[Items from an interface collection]
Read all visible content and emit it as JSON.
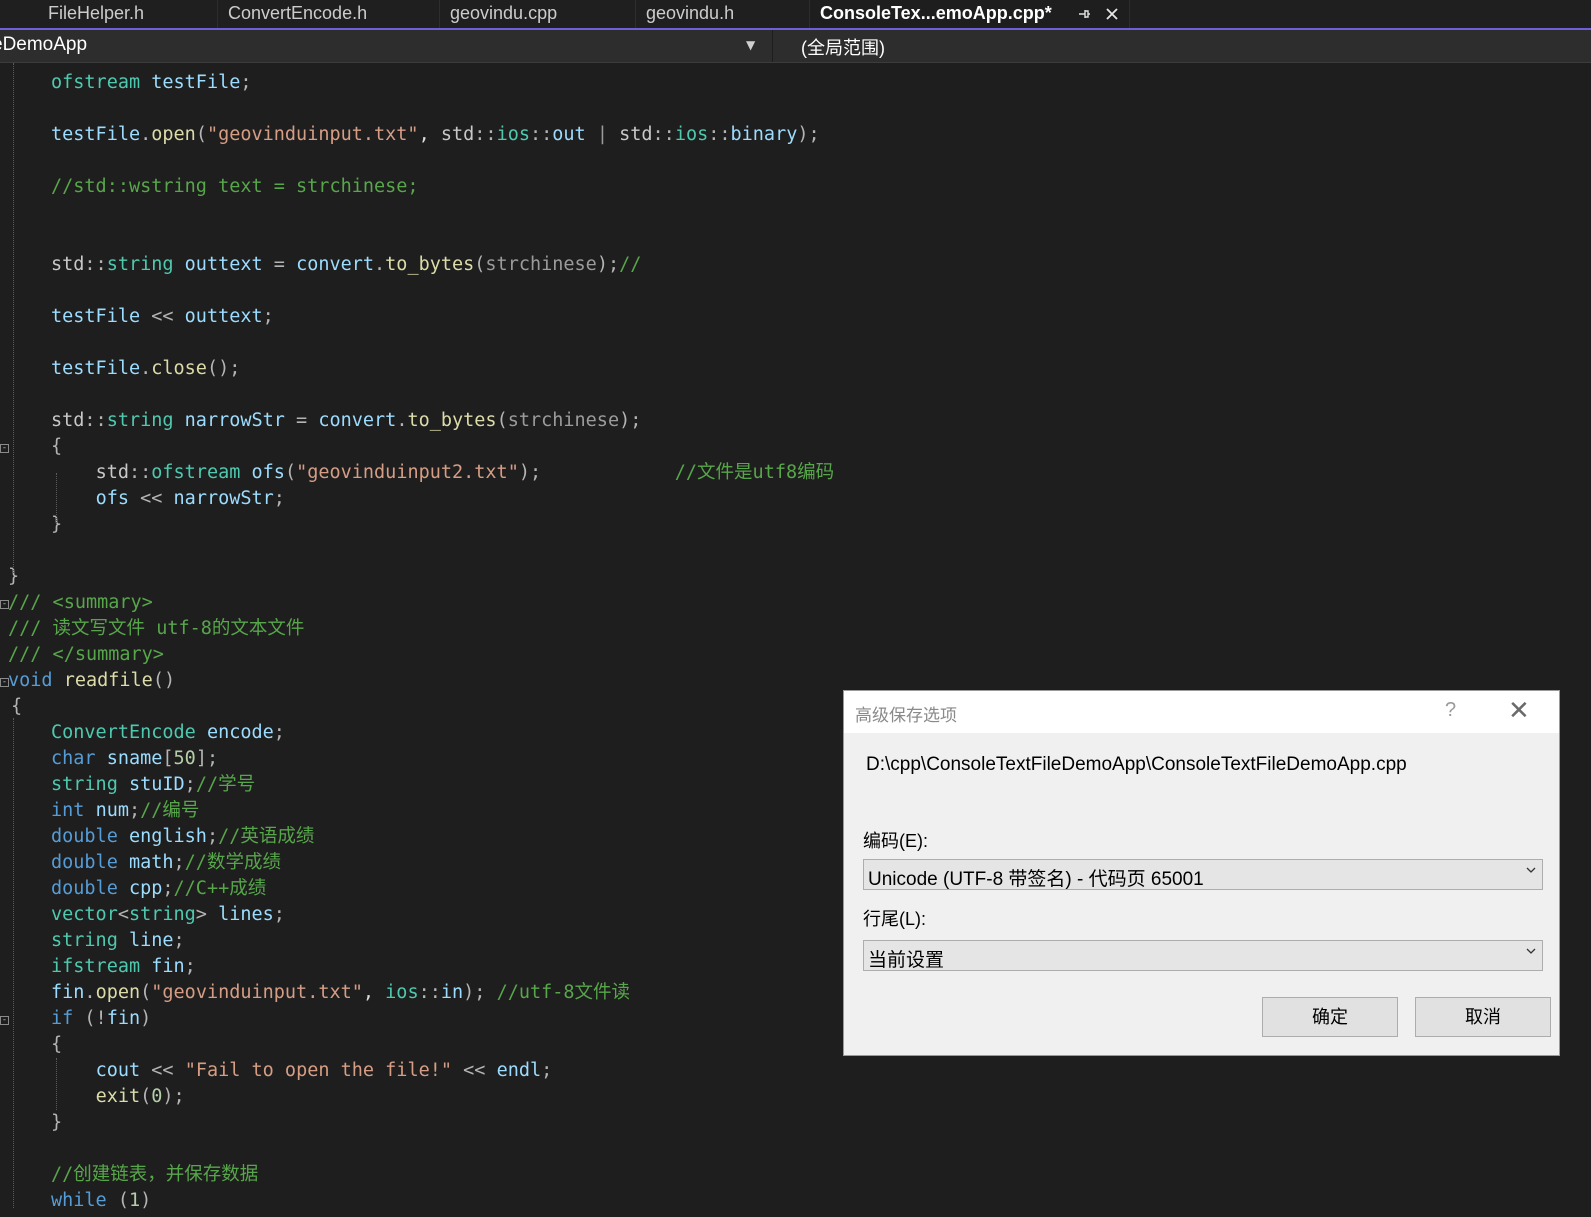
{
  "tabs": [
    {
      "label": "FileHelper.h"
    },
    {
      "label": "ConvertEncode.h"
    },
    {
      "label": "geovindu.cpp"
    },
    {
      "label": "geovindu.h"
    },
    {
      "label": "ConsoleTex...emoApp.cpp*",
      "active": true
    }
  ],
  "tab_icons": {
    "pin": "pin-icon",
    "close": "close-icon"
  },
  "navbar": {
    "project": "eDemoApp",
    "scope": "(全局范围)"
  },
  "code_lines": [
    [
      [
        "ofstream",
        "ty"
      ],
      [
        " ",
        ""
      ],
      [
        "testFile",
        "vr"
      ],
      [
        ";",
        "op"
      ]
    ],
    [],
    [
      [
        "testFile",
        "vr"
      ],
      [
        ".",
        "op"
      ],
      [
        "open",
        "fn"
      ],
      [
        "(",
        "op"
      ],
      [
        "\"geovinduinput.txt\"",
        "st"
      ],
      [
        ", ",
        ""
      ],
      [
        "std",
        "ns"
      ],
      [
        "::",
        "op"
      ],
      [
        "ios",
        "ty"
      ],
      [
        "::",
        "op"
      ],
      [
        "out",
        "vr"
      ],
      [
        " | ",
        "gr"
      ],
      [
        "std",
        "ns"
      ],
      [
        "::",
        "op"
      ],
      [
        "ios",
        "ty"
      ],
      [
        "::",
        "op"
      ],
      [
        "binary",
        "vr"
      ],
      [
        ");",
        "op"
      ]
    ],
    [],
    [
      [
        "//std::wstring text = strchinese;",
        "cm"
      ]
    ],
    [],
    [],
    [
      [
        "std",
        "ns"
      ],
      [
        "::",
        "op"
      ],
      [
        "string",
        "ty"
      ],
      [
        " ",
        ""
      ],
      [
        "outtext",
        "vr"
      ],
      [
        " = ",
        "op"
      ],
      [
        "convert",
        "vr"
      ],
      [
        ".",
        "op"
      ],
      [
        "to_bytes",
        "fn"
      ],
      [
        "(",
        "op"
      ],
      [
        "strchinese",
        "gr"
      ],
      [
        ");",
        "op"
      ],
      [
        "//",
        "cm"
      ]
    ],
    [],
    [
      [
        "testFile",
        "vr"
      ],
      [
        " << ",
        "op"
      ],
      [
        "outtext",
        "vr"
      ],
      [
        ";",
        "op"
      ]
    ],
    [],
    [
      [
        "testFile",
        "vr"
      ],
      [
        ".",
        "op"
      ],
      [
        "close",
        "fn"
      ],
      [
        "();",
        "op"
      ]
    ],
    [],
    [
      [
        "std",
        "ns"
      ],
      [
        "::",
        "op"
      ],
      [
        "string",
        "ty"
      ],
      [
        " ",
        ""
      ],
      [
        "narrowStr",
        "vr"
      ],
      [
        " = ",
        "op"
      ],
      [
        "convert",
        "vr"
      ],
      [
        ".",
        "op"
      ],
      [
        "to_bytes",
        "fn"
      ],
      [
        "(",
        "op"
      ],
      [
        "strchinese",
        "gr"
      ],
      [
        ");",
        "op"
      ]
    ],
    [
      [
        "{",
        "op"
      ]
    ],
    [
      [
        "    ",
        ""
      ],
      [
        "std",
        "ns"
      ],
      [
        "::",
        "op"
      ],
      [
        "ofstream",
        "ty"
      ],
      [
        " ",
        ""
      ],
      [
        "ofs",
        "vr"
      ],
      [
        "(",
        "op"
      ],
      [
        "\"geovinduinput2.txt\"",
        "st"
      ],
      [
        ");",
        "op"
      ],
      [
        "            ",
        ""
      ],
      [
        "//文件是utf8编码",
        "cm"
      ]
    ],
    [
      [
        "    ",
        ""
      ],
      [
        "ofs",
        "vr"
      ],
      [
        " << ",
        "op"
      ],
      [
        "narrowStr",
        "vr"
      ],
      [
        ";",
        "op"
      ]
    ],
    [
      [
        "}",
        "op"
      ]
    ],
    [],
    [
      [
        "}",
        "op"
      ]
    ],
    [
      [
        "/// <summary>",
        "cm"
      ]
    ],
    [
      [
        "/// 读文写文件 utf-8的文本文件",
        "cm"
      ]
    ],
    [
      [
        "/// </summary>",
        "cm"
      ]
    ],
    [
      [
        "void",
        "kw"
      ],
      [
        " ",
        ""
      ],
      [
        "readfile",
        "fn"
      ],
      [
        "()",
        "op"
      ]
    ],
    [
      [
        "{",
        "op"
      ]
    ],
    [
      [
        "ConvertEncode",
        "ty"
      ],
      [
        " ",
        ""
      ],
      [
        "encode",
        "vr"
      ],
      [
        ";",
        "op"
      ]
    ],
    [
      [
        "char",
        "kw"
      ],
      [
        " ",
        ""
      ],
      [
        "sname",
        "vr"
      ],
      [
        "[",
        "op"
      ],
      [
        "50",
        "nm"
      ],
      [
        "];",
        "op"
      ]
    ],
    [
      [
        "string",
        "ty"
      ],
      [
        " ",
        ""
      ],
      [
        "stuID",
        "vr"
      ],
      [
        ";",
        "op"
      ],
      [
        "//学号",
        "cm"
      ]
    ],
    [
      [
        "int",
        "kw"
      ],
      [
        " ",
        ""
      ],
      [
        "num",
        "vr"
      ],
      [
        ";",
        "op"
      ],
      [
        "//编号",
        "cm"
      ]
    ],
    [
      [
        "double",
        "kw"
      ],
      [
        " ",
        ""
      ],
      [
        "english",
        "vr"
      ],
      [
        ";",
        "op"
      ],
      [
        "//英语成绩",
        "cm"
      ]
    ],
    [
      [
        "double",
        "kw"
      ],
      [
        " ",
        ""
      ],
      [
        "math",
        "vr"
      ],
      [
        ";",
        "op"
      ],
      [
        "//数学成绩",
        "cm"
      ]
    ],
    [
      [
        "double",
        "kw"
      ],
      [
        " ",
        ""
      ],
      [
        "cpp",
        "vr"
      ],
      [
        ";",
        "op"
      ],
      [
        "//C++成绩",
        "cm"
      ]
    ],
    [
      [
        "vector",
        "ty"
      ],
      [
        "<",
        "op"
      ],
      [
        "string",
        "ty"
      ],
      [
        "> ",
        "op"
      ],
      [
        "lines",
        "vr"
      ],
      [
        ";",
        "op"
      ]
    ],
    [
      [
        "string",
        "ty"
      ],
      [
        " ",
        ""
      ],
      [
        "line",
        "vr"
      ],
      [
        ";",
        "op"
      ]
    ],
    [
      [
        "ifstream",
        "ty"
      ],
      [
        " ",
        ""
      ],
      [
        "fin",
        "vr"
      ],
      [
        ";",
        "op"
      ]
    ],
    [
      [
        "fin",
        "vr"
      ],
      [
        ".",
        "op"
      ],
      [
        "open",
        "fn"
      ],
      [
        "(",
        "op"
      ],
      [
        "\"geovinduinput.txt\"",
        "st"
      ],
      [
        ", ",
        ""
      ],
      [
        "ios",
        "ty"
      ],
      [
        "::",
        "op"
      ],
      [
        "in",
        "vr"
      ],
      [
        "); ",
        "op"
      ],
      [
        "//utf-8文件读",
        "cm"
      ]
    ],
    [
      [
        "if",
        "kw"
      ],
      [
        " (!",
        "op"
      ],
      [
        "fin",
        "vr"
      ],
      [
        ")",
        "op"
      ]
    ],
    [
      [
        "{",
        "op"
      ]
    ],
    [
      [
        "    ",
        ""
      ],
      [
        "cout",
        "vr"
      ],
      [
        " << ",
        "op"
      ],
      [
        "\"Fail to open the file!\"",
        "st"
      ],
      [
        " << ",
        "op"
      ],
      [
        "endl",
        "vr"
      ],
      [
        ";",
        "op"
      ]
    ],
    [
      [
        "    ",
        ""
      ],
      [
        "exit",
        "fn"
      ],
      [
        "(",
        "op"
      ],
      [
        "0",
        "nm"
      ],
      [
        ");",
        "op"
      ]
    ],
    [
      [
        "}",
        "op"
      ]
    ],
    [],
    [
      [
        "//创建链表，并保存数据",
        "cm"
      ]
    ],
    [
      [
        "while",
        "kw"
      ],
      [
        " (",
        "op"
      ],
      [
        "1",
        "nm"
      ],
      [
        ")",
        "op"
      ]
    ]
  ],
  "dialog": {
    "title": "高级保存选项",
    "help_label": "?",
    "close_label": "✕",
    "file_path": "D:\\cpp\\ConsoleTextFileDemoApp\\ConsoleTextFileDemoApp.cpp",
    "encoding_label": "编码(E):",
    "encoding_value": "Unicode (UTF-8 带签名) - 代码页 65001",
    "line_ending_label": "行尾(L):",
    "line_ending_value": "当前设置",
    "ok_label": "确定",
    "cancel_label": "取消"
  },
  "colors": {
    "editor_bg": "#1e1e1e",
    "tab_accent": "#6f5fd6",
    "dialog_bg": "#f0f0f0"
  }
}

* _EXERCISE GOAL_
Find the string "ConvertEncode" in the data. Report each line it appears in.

* _ANSWER TO THE PROBLEM_
      "label": "ConvertEncode.h"
        "ConvertEncode",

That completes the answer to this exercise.